9/13/2018 3 Comments
I looooove to read. It's probably my most favourite thing to do in the entire world. What I don't like to do is read long book reviews. Hence, I'm keeping things short, hopefully just to whet your appetite. Here are a few of my favourite books that I read this summer.
The Favourite Sister
By Jessica Knowles
Do you watch reality shows like the Bachelor and the Housewives franchise? I don’t, but I did really enjoy this book that uses the genre as its backdrop. Two sisters star in the reality show Goal Diggers about young, rich New York business women. And shockingly, just because they’re successful, doesn’t mean they aren’t backstabbing. When one sister winds up dead, the rest of the cast members seem to have more motives than Manolos. But which of these crazy characters actually gone and done it? A deliciously soapy thriller, with pop culture references aplenty, I gleefully devoured these pages. The perfect beach read.
I also loved Knowles’s first book, The Luckiest Girl Alive, where once again, things aren’t what they seem. And if you like fictionalized reality shows, check out Unreal.
Everything I Never Told You
By Celeste Ng
In Everything I Never Told You, a daughter’s death causes a family to unravel. (Not a spoiler alert, you learn of the death in the first chapter.) Oh wow, what a downer, who wants to read that?! Yeah, it is kind of heavy but what I found really interesting was the subject of family and secrecy. We are reminded that you can never truly know or understand another person and their experiences, even if you live side by side. Ok, well that's another depressing thought. But I love Ng’s work because it’s very well written while also immensely readable.

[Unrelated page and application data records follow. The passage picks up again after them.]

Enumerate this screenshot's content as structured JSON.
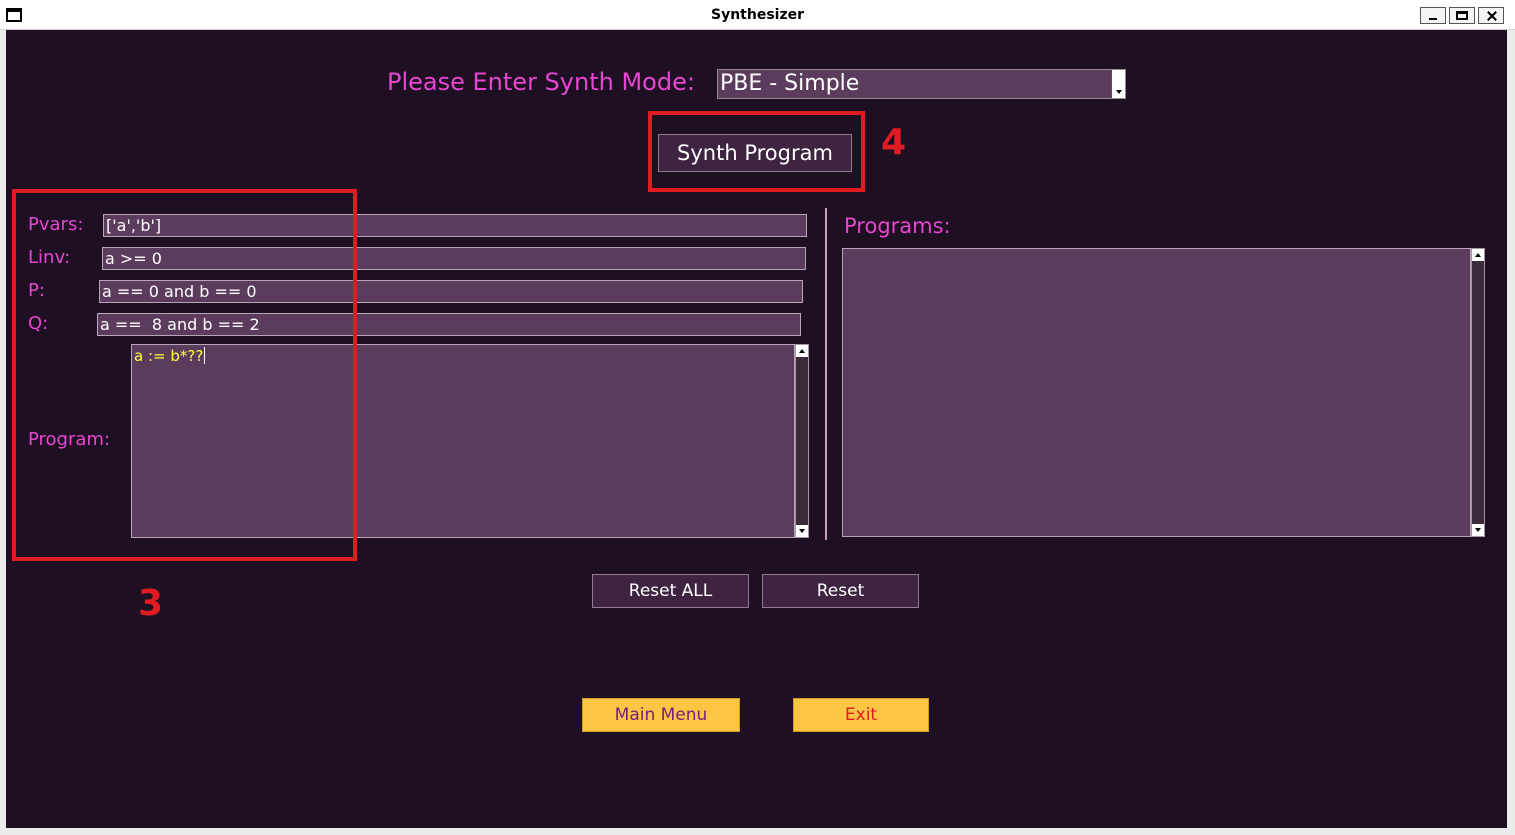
{
  "window": {
    "title": "Synthesizer"
  },
  "mode": {
    "label": "Please Enter Synth Mode:",
    "selected": "PBE - Simple"
  },
  "synth_button": "Synth Program",
  "fields": {
    "pvars": {
      "label": "Pvars:",
      "value": "['a','b']"
    },
    "linv": {
      "label": "Linv:",
      "value": "a >= 0"
    },
    "p": {
      "label": "P:",
      "value": "a == 0 and b == 0"
    },
    "q": {
      "label": "Q:",
      "value": "a ==  8 and b == 2"
    },
    "program": {
      "label": "Program:",
      "value": "a := b*??"
    }
  },
  "programs": {
    "label": "Programs:"
  },
  "buttons": {
    "reset_all": "Reset ALL",
    "reset": "Reset",
    "main_menu": "Main Menu",
    "exit": "Exit"
  },
  "annotations": {
    "box_3": "3",
    "box_4": "4"
  },
  "colors": {
    "background": "#1f0f22",
    "label": "#e845d2",
    "input_bg": "#5c3c5c",
    "program_text": "#ffff3a",
    "annotation": "#e11b22",
    "yellow_button": "#fbc644"
  }
}
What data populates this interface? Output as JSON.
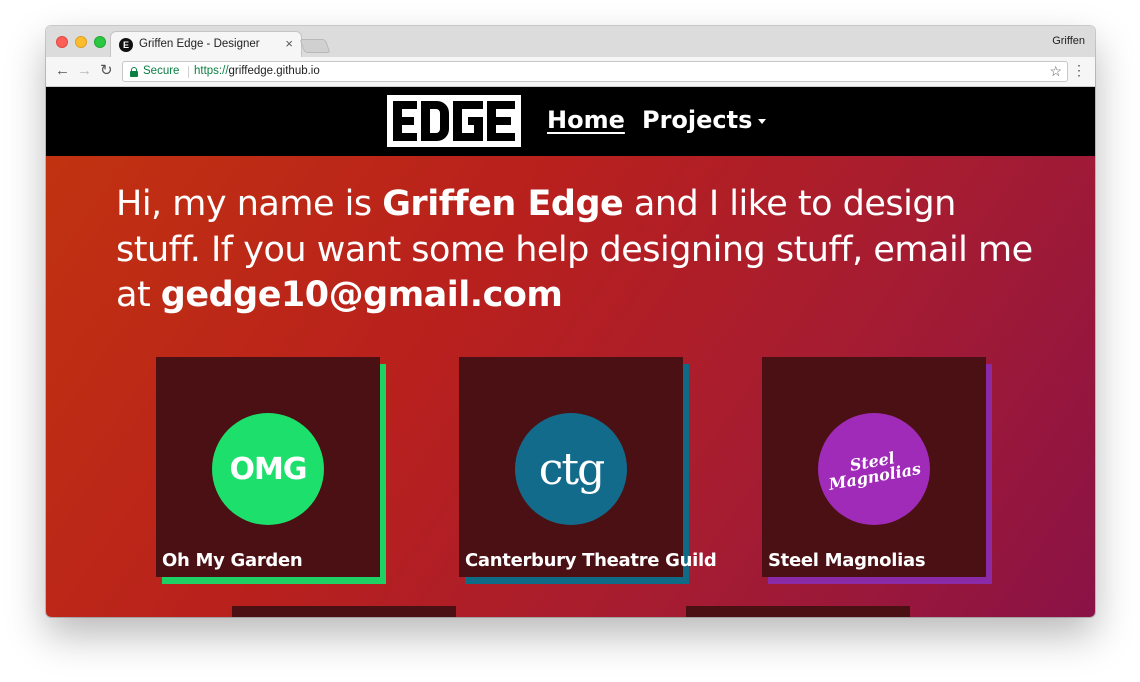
{
  "browser": {
    "tab_title": "Griffen Edge - Designer",
    "tab_favicon_letter": "E",
    "profile_name": "Griffen",
    "secure_label": "Secure",
    "url_scheme": "https://",
    "url_host": "griffedge.github.io"
  },
  "site": {
    "logo_text": "EDGE",
    "nav": {
      "home_label": "Home",
      "projects_label": "Projects"
    },
    "intro": {
      "part1": "Hi, my name is ",
      "name": "Griffen Edge",
      "part2": " and I like to design stuff. If you want some help designing stuff, email me at ",
      "email": "gedge10@gmail.com"
    },
    "projects": [
      {
        "title": "Oh My Garden",
        "logo_text": "OMG",
        "logo_color": "#1de06c",
        "accent_color": "#1fd064"
      },
      {
        "title": "Canterbury Theatre Guild",
        "logo_text": "ctg",
        "logo_color": "#136b8c",
        "accent_color": "#0f6a86"
      },
      {
        "title": "Steel Magnolias",
        "logo_text_line1": "Steel",
        "logo_text_line2": "Magnolias",
        "logo_color": "#a02bb8",
        "accent_color": "#8b2aa6"
      }
    ]
  }
}
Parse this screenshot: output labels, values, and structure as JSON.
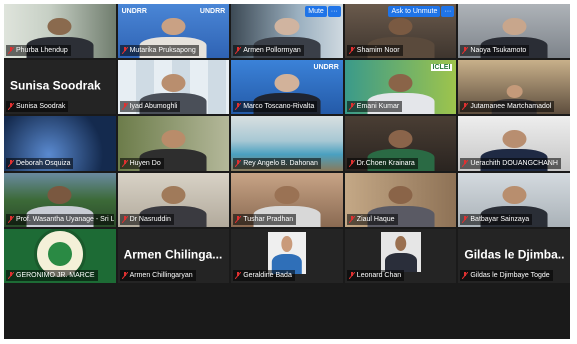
{
  "toolbar": {
    "mute_label": "Mute",
    "ask_unmute_label": "Ask to Unmute",
    "more_label": "···"
  },
  "tiles": [
    {
      "name": "Phurba Lhendup",
      "bg": "#7a8a78"
    },
    {
      "name": "Mutarika Pruksapong",
      "bg": "#3f74c4",
      "logo": "UNDRR"
    },
    {
      "name": "Armen Pollormyan",
      "bg": "#6d7e8c"
    },
    {
      "name": "Shamim Noor",
      "bg": "#5a5048"
    },
    {
      "name": "Naoya Tsukamoto",
      "bg": "#8b8f96"
    },
    {
      "name": "Sunisa Soodrak",
      "bigname": "Sunisa Soodrak",
      "bg": "#242424"
    },
    {
      "name": "Iyad Abumoghli",
      "bg": "#d9e3ea"
    },
    {
      "name": "Marco Toscano-Rivalta",
      "bg": "#2f6fc0",
      "logo": "UNDRR"
    },
    {
      "name": "Emani Kumar",
      "bg": "#8fb24a",
      "logo": "ICLEI"
    },
    {
      "name": "Jutamanee Martchamadol",
      "bg": "#8d7a64"
    },
    {
      "name": "Deborah Osquiza",
      "bg": "#2a4a78"
    },
    {
      "name": "Huyen Do",
      "bg": "#8d9a6b"
    },
    {
      "name": "Rey Angelo B. Dahonan",
      "bg": "#7aa5b8"
    },
    {
      "name": "Dr.Choen Krainara",
      "bg": "#5d5044"
    },
    {
      "name": "Uerachith DOUANGCHANH",
      "bg": "#d7d7d7"
    },
    {
      "name": "Prof. Wasantha Uyanage - Sri Lanka",
      "bg": "#3f6b3a"
    },
    {
      "name": "Dr Nasruddin",
      "bg": "#c9c2b5"
    },
    {
      "name": "Tushar Pradhan",
      "bg": "#b08d73"
    },
    {
      "name": "Ziaul Haque",
      "bg": "#a58b6e"
    },
    {
      "name": "Batbayar Sainzaya",
      "bg": "#c5ccd2"
    },
    {
      "name": "GERONIMO JR. MARCE",
      "bg": "#1d6b35",
      "logo": "seal"
    },
    {
      "name": "Armen Chillingaryan",
      "bigname": "Armen Chilinga...",
      "bg": "#242424"
    },
    {
      "name": "Geraldine Bada",
      "bg": "#efefef"
    },
    {
      "name": "Leonard Chan",
      "bg": "#242424"
    },
    {
      "name": "Gildas le Djimbaye Togde",
      "bigname": "Gildas le Djimba...",
      "bg": "#242424"
    }
  ],
  "colors": {
    "active_outline": "#d8e33a",
    "button": "#1f74e8",
    "muted_mic": "#e03030"
  }
}
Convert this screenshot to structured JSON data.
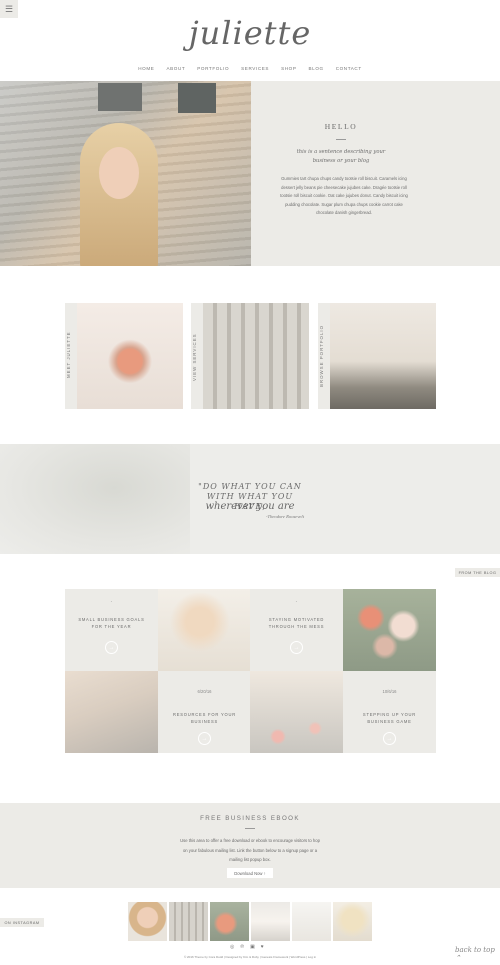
{
  "header": {
    "menu_icon": "hamburger-icon",
    "logo": "juliette",
    "nav": [
      "HOME",
      "ABOUT",
      "PORTFOLIO",
      "SERVICES",
      "SHOP",
      "BLOG",
      "CONTACT"
    ]
  },
  "hero": {
    "title": "HELLO",
    "tagline": "this is a sentence describing your business or your blog",
    "body": "Gummies tart chupa chups candy tootsie roll biscuit. Caramels icing dessert jelly beans pie cheesecake jujubes cake. Dragée tootsie roll tootsie roll biscuit cookie. Oat cake jujubes donut. Candy biscuit icing pudding chocolate. Sugar plum chupa chups cookie carrot cake chocolate danish gingerbread."
  },
  "cards": [
    {
      "label": "MEET JULIETTE"
    },
    {
      "label": "VIEW SERVICES"
    },
    {
      "label": "BROWSE PORTFOLIO"
    }
  ],
  "quote": {
    "line1": "\"DO WHAT YOU CAN",
    "line2": "WITH WHAT YOU HAVE,",
    "script": "wherever you are",
    "author": "-Theodore Roosevelt"
  },
  "blog": {
    "label": "FROM THE BLOG",
    "posts": [
      {
        "date": "-",
        "title": "SMALL BUSINESS GOALS FOR THE YEAR"
      },
      {
        "date": "-",
        "title": "STAYING MOTIVATED THROUGH THE MESS"
      },
      {
        "date": "6/20/16",
        "title": "RESOURCES FOR YOUR BUSINESS"
      },
      {
        "date": "10/6/16",
        "title": "STEPPING UP YOUR BUSINESS GAME"
      }
    ]
  },
  "ebook": {
    "title": "FREE BUSINESS EBOOK",
    "text": "Use this area to offer a free download or ebook to encourage visitors to hop on your fabulous mailing list. Link the button below to a signup page or a mailing list popup box.",
    "button": "Download Now"
  },
  "instagram": {
    "label": "ON INSTAGRAM",
    "social_icons": [
      "instagram-icon",
      "pinterest-icon",
      "facebook-icon",
      "twitter-icon"
    ]
  },
  "footer": {
    "copyright": "© 2016 Theme by Cora Dodd | Designed by Kim & Ruby | Genesis Framework | WordPress | Log in",
    "back_to_top": "back to top"
  },
  "colors": {
    "panel": "#ecebe7",
    "text": "#6b6b6b"
  }
}
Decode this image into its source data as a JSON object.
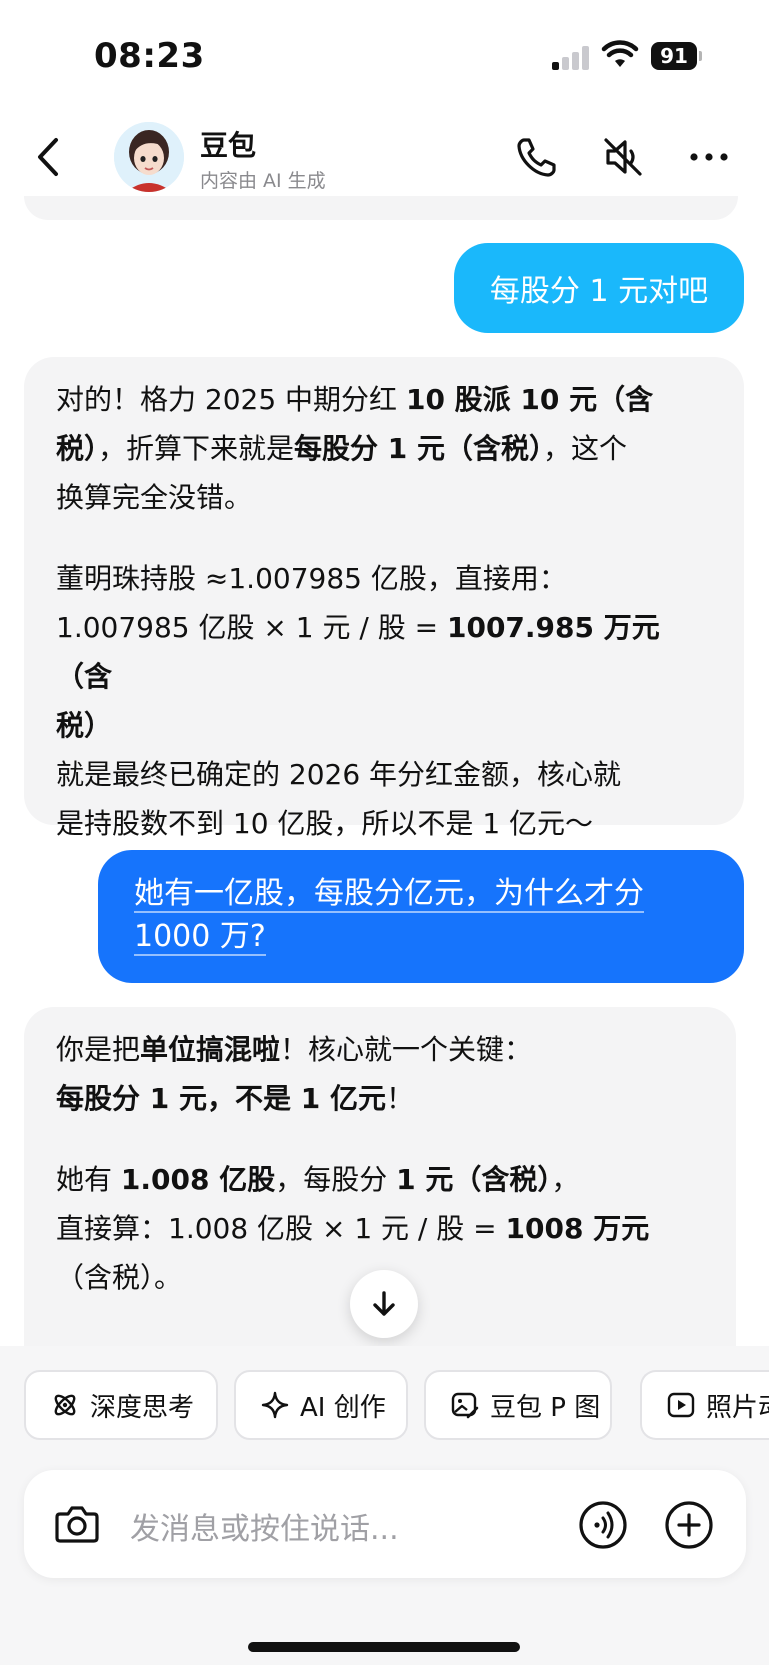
{
  "status_bar": {
    "time": "08:23",
    "battery": "91"
  },
  "header": {
    "title": "豆包",
    "subtitle": "内容由 AI 生成",
    "icons": [
      "back-icon",
      "phone-icon",
      "speaker-muted-icon",
      "more-icon"
    ]
  },
  "messages": {
    "m1": "每股分 1 元对吧",
    "m2": {
      "l1a": "对的！格力 2025 中期分红 ",
      "l1b": "10 股派 10 元（含",
      "l2a": "税）",
      "l2b": "，折算下来就是",
      "l2c": "每股分 1 元（含税）",
      "l2d": "，这个",
      "l3": "换算完全没错。",
      "l4": "董明珠持股 ≈1.007985 亿股，直接用：",
      "l5a": "1.007985 亿股 × 1 元 / 股 = ",
      "l5b": "1007.985 万元（含",
      "l6": "税）",
      "l7": "就是最终已确定的 2026 年分红金额，核心就",
      "l8": "是持股数不到 10 亿股，所以不是 1 亿元～"
    },
    "m3": {
      "l1": "她有一亿股，每股分亿元，为什么才分",
      "l2": "1000 万?"
    },
    "m4": {
      "l1a": "你是把",
      "l1b": "单位搞混啦",
      "l1c": "！核心就一个关键：",
      "l2a": "每股分 1 元，不是 1 亿元",
      "l2b": "！",
      "l3a": "她有 ",
      "l3b": "1.008 亿股",
      "l3c": "，每股分 ",
      "l3d": "1 元（含税）",
      "l3e": "，",
      "l4a": "直接算：1.008 亿股 × 1 元 / 股 = ",
      "l4b": "1008 万元",
      "l5": "（含税）。"
    }
  },
  "quick_actions": [
    {
      "label": "深度思考",
      "icon": "atom-icon"
    },
    {
      "label": "AI 创作",
      "icon": "sparkle-icon"
    },
    {
      "label": "豆包 P 图",
      "icon": "image-edit-icon"
    },
    {
      "label": "照片动",
      "icon": "play-icon"
    }
  ],
  "input": {
    "placeholder": "发消息或按住说话..."
  },
  "colors": {
    "user_bubble_light": "#1ab8fb",
    "user_bubble_blue": "#1674fc",
    "ai_bubble": "#f4f4f5"
  }
}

Little Fires Everywhere
By Celeste Ng
In her follow-up to Everything, Ng again sets her story in the 1970, this time in Shaker Heights, Ohio, where the author grew up. Once again exploring the themes of family and secrecy, Little Fires also looks at the meaning of motherhood and the lengths some mothers go to protect their children. The story centres around the Richardsons, a traditional suburban family - mom, dad, and three kids - who are not as stereotypical as they first appear. And when a single mom and her daughter move into an apartment the Richardsons rent out, things go topsy turvy. A lot of the subject matter feels very ripped from the headlines, as relevant today as it was 50 years ago.
Reese Witherspoon and Kerri Washington are set to star in an eight-episode TV version for Hulu. Can’t wait!
All the Ugly and Wonderful Things
By Bryn Greenwood
This is one stayed with me long after I finished the last page. Bryn Greenwood tells the story of eight-year-old Wavy, whose parents are meth dealers and crazy to boot. When her little brother comes along, it’s clear to Wavy that she’s the only one adult enough to take care of him.
She soon befriends a young man named Kellen, who also happens to be one of her father’s heavies. And while he’s hardly perfect, he’s the only support she has in her very messed up world. The story follows their relationship for well over a decade. I don’t want to spoilt it but I’ll just say that at times, it's uncomfortable to read. Or is it? The book asks big questions about family and love and all the ugly and wonderful things they can entail.